Your assignment: From the entries that follow, copy each line containing the word "sbit".

Excerpted records:
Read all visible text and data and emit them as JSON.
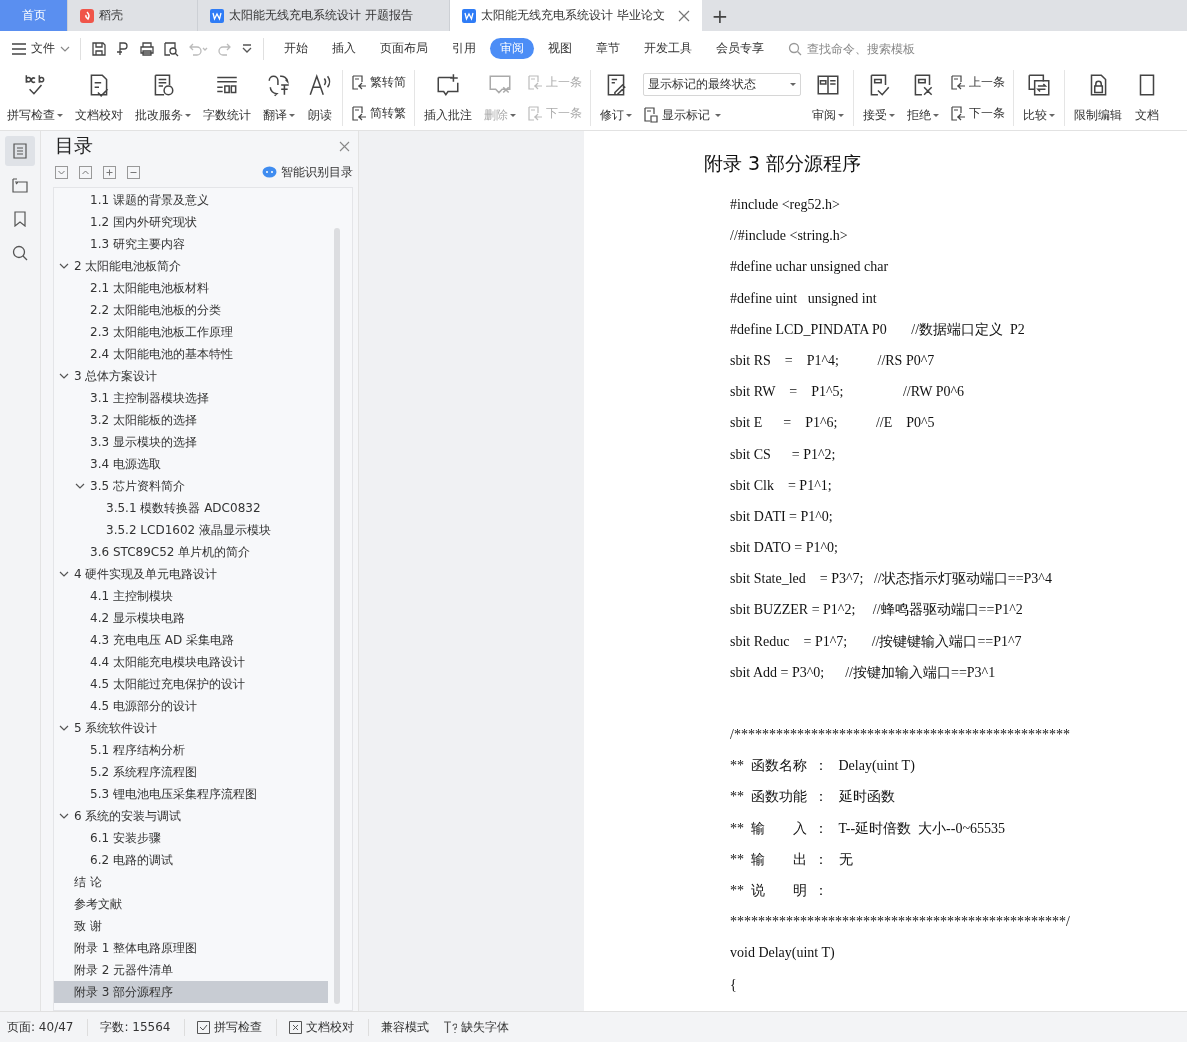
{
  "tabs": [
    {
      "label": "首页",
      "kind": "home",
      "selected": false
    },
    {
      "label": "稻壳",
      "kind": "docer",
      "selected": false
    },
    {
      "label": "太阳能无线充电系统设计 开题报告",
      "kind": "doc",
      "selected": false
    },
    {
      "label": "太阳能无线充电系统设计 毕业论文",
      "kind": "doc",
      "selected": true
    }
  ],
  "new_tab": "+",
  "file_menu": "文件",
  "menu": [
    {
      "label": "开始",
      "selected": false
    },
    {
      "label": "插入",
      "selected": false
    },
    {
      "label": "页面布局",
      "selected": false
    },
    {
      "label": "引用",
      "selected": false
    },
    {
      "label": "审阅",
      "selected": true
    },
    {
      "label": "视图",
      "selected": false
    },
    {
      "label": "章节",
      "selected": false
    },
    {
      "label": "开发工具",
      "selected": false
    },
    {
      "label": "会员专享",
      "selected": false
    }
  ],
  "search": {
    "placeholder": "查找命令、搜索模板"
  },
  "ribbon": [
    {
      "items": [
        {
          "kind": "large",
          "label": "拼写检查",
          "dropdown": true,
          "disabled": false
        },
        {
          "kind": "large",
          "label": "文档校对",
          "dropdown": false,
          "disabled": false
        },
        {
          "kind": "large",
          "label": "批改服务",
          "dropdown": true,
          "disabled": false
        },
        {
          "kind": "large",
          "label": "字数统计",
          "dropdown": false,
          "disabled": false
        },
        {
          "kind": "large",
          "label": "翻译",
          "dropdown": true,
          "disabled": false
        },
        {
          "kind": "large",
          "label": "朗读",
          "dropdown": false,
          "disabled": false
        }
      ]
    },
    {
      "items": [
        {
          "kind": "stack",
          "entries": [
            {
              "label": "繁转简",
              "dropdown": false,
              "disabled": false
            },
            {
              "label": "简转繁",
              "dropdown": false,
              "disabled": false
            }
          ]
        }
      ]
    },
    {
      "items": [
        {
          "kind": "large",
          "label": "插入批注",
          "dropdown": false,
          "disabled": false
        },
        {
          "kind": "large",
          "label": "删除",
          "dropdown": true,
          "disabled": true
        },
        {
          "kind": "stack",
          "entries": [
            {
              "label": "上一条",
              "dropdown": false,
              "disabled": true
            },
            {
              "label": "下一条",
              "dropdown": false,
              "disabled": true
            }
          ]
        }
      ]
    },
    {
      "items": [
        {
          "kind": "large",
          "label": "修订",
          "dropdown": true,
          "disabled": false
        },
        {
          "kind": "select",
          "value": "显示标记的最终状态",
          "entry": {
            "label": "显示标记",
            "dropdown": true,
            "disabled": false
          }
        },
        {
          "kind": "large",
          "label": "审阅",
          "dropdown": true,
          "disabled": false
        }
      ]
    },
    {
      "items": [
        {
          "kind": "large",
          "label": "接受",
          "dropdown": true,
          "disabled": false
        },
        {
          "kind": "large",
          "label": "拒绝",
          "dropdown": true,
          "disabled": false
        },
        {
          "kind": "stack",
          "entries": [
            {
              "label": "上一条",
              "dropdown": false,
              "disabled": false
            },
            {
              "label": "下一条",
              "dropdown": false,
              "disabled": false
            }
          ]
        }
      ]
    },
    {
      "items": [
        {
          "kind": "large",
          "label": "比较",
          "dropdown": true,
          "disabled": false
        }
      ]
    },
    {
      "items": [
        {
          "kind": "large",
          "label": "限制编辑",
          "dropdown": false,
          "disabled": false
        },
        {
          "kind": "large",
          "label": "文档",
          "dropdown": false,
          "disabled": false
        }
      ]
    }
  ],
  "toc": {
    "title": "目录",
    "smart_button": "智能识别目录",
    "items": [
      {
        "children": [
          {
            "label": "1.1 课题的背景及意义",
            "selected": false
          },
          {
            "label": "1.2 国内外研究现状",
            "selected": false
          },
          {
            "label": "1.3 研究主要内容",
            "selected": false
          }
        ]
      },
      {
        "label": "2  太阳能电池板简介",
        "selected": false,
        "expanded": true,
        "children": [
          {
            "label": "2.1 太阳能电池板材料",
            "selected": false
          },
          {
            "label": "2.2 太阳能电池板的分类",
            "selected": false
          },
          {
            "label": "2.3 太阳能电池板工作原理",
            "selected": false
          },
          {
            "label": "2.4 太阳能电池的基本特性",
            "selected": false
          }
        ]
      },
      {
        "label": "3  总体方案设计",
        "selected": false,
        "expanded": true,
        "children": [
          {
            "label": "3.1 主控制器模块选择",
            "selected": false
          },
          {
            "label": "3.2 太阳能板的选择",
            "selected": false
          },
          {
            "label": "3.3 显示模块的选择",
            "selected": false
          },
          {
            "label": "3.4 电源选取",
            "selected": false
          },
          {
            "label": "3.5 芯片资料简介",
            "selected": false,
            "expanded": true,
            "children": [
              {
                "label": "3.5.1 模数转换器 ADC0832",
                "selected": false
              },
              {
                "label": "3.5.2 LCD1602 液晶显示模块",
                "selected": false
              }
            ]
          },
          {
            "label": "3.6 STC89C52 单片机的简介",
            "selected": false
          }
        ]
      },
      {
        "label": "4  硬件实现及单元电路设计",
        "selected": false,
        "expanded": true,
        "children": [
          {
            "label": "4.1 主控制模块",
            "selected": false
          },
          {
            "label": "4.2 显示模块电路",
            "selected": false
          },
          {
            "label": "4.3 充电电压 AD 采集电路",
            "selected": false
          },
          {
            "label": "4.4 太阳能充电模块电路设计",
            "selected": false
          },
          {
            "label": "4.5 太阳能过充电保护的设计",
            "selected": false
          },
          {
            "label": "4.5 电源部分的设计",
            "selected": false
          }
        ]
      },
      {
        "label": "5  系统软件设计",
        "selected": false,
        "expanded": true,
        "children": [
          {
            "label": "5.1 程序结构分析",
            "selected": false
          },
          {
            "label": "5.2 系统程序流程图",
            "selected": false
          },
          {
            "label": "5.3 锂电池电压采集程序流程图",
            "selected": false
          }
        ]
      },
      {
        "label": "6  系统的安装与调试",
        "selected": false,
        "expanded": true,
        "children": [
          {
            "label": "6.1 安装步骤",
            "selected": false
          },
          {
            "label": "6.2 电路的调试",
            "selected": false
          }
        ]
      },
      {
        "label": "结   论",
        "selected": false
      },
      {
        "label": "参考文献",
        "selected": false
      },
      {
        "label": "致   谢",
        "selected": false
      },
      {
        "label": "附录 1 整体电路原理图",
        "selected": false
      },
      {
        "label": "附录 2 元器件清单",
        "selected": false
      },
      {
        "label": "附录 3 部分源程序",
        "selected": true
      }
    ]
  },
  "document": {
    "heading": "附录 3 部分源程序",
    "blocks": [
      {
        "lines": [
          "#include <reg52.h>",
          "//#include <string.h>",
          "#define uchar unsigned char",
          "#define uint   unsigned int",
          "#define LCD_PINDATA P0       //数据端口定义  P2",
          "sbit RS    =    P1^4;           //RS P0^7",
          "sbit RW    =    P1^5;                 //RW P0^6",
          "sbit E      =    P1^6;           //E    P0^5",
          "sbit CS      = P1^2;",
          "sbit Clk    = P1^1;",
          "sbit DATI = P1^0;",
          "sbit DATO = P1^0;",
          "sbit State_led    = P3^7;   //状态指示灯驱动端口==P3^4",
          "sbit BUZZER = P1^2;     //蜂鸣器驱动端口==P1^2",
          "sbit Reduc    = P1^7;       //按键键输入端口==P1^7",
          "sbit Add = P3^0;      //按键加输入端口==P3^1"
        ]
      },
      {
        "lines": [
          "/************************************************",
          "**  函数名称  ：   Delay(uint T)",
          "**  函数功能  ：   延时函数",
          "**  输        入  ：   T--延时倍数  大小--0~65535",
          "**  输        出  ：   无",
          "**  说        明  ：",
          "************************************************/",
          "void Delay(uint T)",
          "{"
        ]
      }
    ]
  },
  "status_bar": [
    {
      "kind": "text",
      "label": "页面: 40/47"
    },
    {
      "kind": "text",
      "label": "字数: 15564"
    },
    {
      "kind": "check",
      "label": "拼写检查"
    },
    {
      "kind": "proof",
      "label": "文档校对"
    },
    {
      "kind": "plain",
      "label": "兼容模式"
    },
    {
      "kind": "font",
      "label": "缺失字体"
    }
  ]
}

Answer area:
          "sbit RS    =    P1^4;           //RS P0^7",
          "sbit RW    =    P1^5;                 //RW P0^6",
          "sbit E      =    P1^6;           //E    P0^5",
          "sbit CS      = P1^2;",
          "sbit Clk    = P1^1;",
          "sbit DATI = P1^0;",
          "sbit DATO = P1^0;",
          "sbit State_led    = P3^7;   //状态指示灯驱动端口==P3^4",
          "sbit BUZZER = P1^2;     //蜂鸣器驱动端口==P1^2",
          "sbit Reduc    = P1^7;       //按键键输入端口==P1^7",
          "sbit Add = P3^0;      //按键加输入端口==P3^1"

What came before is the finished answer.